China, and more specifically Shanghai, has long been judged as one of the big winners among the triennial Pisa runners and riders. This has inevitably brought admirers, who are keen to understand the secret to this success.
The education system in Shanghai – an urban pocket in which 80 per cent of students receive private tuition on top of their state schooling – has been popularly characterised as having a focus on a narrow core curriculum with emphasis on traditional pedagogic practices, such as rote learning. It also has a reputation for imposing strict discipline on its students in an environment where teachers are revered as “generals”.
These aspects have been hailed as the key to success in schooling, and one could attribute some of the changes in English educational policy to the influence of the “Shanghai effect”. In particular, the reform of the national curriculum in 2014 attempted to refocus schooling on to a set of core subjects, while measures such as the English Baccalaureate (EBacc) further cemented this by applying pressure on school performance in core subjects.
If China is investing in the arts and creative subjects, what about the UK?
While it is true that English, maths, sciences, humanities and languages are essential components of a good education, is this really the best way to equip diverse young people for an uncertain future? Can this style of education promote the skills and competencies needed at a time when the gap between rich and poor, skilled and unskilled, is widening? As we stand on the brink of Brexit and the era of president Trump, these issues are increasing the pressure on educators in schools.
Flexibility and resilience
Professor Yong Zhao, former director of the Institute for Global and Online Education at the University of Oregon, argues that the education system is geared towards turning out employees who do not have the flexibility or resilience to respond to the challenges already manifesting themselves in our society and the economy. The economy is divided between knowledge-based jobs at the top end for the best educated and service jobs at the bottom for the rest. He calls for creative education to encourage learners to have an entrepreneurial spirit, where their experience of education engenders autonomy and practical making in a context that looks beyond the walls of a school building.
In his book, Who’s Afraid of the Big Bad Dragon? Zhao, who was raised in Sichuan Province, says: “What those admirers (of the Chinese approach) ignore is the fact that such an education system, while being an effective machine to instil what the government wants students to learn, is incapable of supporting individual strengths, cultivating a diversity of talents, and fostering the capacity and confidence to create.”
But China is awakening to the need for creative thinkers. It is building a more creative, consumer-driven economy, with Chinese creative industries growing annually at almost 17 per cent. The number of Chinese students taking creative arts and design courses in the UK has almost trebled, from about 1,500 in 2008-09 to around 4,300 in 2013-14.
The EBacc is a narrow lens through which achievement is measured
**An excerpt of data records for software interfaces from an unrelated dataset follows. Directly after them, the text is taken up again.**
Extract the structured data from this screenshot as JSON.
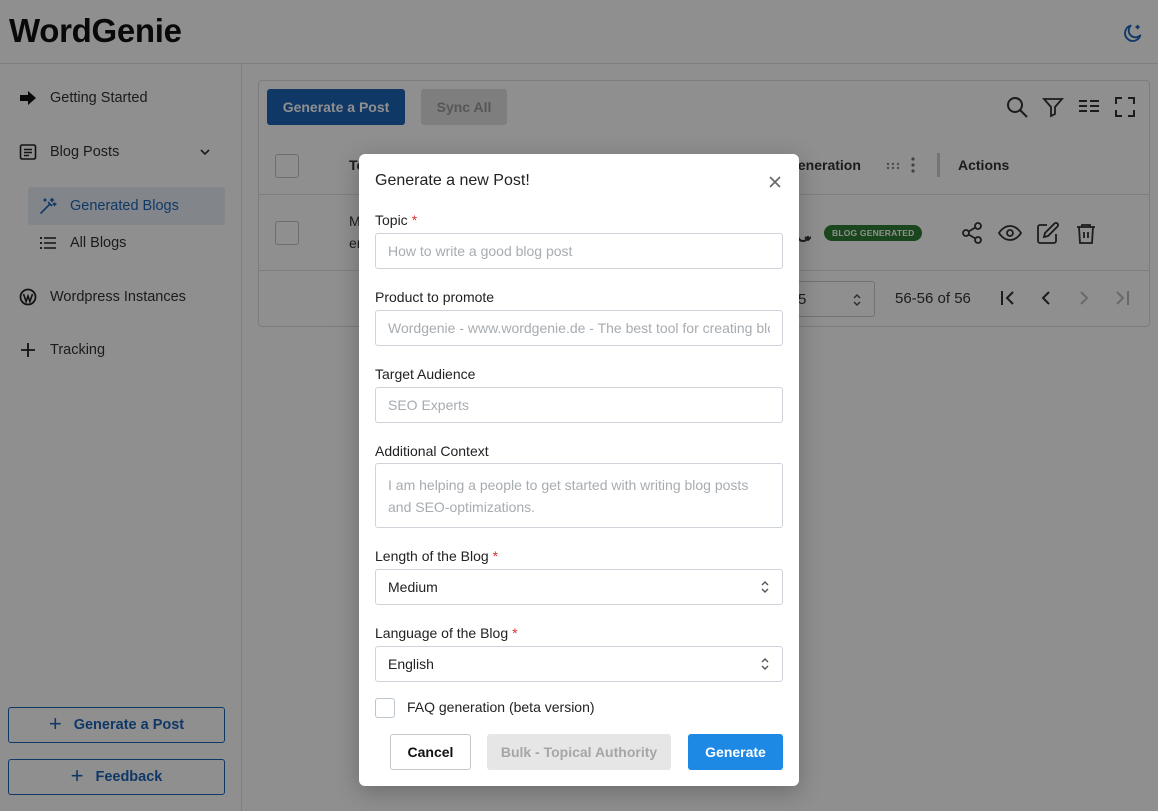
{
  "app": {
    "title": "WordGenie"
  },
  "sidebar": {
    "items": [
      {
        "label": "Getting Started"
      },
      {
        "label": "Blog Posts"
      },
      {
        "label": "Generated Blogs"
      },
      {
        "label": "All Blogs"
      },
      {
        "label": "Wordpress Instances"
      },
      {
        "label": "Tracking"
      }
    ],
    "generate_button": "Generate a Post",
    "feedback_button": "Feedback"
  },
  "toolbar": {
    "generate_label": "Generate a Post",
    "sync_label": "Sync All"
  },
  "table": {
    "columns": [
      "To",
      "Generation",
      "Actions"
    ],
    "row": {
      "topic_fragment_1": "M",
      "topic_fragment_2": "en",
      "status_badge": "BLOG GENERATED"
    },
    "rows_per_page_fragment": "5",
    "range": "56-56 of 56"
  },
  "modal": {
    "title": "Generate a new Post!",
    "fields": {
      "topic": {
        "label": "Topic",
        "required_mark": "*",
        "placeholder": "How to write a good blog post"
      },
      "product": {
        "label": "Product to promote",
        "placeholder": "Wordgenie - www.wordgenie.de - The best tool for creating blog posts"
      },
      "audience": {
        "label": "Target Audience",
        "placeholder": "SEO Experts"
      },
      "context": {
        "label": "Additional Context",
        "placeholder": "I am helping a people to get started with writing blog posts and SEO-optimizations."
      },
      "length": {
        "label": "Length of the Blog",
        "required_mark": "*",
        "value": "Medium"
      },
      "language": {
        "label": "Language of the Blog",
        "required_mark": "*",
        "value": "English"
      }
    },
    "faq_label": "FAQ generation (beta version)",
    "buttons": {
      "cancel": "Cancel",
      "bulk": "Bulk - Topical Authority",
      "generate": "Generate"
    }
  },
  "colors": {
    "primary": "#1d64b8",
    "generate_blue": "#1e88e5",
    "badge_green": "#2e7d32",
    "required_red": "#e03131"
  }
}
In the six years since then premier Wen Jiabao said that China’s economy needed more creative citizens if the country was to continue to prosper, creativity has become a hot topic. It has been embraced by top private schools, to which the growing middle class is sending its children, who then go on to study at the world’s top universities.
If this is where China is going next, through investment in the arts and creative subjects, are we also emulating this in the UK?
In his report The Digital Revolution, Lord Baker makes a case for educating young people to embrace the rapid changes taking place in our economy; the impact of new technologies is dramatically changing society and the jobs market, he says. The paper highlights the essential need to include practical making skills and digital technology in the education of our young people.
Organisations such as the Cultural Learning Alliance, the National Society for Education in Art and Design, and the Design and Technology Association report that the number of GCSE candidates in these subjects is falling dramatically. The reasons cited are complex, but at the heart of it sits the EBacc – a narrow lens through which school achievement is measured and valued. The King’s College London report A Curriculum for All?, commissioned by the NUT teaching union, suggests that teachers believe the EBacc has squeezed creative subjects, and that schools no longer provide the level of practical education students need.
The Creative Industries Federation points to the continuing growth of creative industries in the UK and around the world. New jobs are emerging daily, and the interaction between technological innovation and human creativity is driving this change: my work at the Design Museum, through projects such as the design and enterprise challenge Design Ventura, gives 13-16s an insight into this exciting industry, providing opportunities for creative thinking, practical making and real outcomes.
If our young people are going to top the Pisa chart, excel at education and emerge into adult life with the skills and competencies to face an uncertain future, we need to get on the right track by investing in creative education. The Chinese government knows this is true and we must recognise it, too.
Catherine Ritman Smith is head of learning at the Design Museum, a fellow of the Royal Society of Arts and a director of the London Design and Engineering UTC